Modern medicine has had good success in treating those diagnosed with schizophrenia. Such success is not the case concerning the legal schizophrenia I describe in this article. In Parks the Supreme Court said that unresolved issues of management of these public water bodies should be taken care of by state government. The Court pretty much directed state government to do something about it. That’s a tall request in a short world. The state Game, Fish and Parks three times proposed legislation to the South Dakota legislature in an attempt to cure this legal schizophrenia. All efforts presented to the legislature have been to no avail. One should not expect the inmates in bedlam, that is state legislators, to recognize there might be a problem. I may have maligned the wrong party by calling the law (as an institution) schizophrenic. It strikes me that the legislature needs therapy.

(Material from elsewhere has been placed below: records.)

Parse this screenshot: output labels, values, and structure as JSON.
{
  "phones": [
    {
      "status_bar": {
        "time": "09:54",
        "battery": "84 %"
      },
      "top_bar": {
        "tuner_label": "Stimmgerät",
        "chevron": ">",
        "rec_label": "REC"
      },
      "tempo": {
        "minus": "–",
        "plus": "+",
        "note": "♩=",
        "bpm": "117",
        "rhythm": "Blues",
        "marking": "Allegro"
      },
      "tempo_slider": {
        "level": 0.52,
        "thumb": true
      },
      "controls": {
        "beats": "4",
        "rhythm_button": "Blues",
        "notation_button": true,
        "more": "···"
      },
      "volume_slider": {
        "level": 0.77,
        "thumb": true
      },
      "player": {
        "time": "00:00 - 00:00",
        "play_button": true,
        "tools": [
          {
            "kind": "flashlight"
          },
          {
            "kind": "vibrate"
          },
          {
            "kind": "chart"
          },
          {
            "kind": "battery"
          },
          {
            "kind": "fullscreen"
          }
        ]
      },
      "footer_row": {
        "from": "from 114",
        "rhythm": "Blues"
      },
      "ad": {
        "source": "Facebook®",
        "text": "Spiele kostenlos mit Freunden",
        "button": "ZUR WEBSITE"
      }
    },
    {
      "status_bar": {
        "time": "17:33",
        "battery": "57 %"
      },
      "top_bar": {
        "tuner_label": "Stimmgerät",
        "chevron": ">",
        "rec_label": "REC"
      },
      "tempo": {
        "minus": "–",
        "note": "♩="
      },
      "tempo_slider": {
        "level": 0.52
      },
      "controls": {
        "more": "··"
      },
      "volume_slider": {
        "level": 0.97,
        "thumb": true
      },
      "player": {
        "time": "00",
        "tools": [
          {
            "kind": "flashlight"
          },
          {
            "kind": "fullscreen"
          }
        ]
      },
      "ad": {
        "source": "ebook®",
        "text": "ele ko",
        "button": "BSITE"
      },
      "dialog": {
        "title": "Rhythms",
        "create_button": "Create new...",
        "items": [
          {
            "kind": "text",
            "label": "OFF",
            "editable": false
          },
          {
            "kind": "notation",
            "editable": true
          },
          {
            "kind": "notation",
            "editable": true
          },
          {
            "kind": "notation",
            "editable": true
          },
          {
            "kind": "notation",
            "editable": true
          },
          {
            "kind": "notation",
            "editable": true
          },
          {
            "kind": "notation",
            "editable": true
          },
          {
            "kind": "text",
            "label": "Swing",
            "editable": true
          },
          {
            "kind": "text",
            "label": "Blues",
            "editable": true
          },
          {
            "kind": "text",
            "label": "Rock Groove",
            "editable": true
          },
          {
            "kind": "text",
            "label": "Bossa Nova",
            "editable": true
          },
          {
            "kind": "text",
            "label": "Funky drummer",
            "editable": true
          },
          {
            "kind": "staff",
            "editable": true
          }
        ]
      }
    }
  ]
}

In 2014 private landowners, seeing no relief in sight went back to court. I guess the wise principal of once burned twice shy is asking too much of those who exercise too much faith. Several landowners filed a new lawsuit claiming these public water bodies are misused by outdoor enthusiasts. More particularly landowners in the lawsuit claimed that outdoor enthusiasts were ‘firing guns, blaring music, operating loud machinery, getting drunk, littering and so forth.’ To me this sounds like the bar scene in Aberdeen a few years ago. Yet even so, I fully understand the frustration of the complaining landowners. Management of these newly declared public waters is necessary. Landowners optimism in seeking relief in the courts was however what we should call blind faith. A full and complete remedy did not occur. In this second court go around, the Supreme Court stated, “. . . until the Legislature acts, neither the public nor the Landowners have a superior right to use the waters and ice overlying the Landowners’ private property.” Hunting and fishing is integral to the economy. Game, Fish and Parks in a recent report stated that outdoor activities have a significant effect on the state “generating nearly $1.9 billion dollars in economic activity” in 2016. So, alas, legislators not wishing to deport themselves as thoughtful leaders have dutifully ignored this legal problem. Welcome to Alice in Wonderland.
David Ganje of Ganje Law Offices practices in the area of natural resources, environmental and commercial law.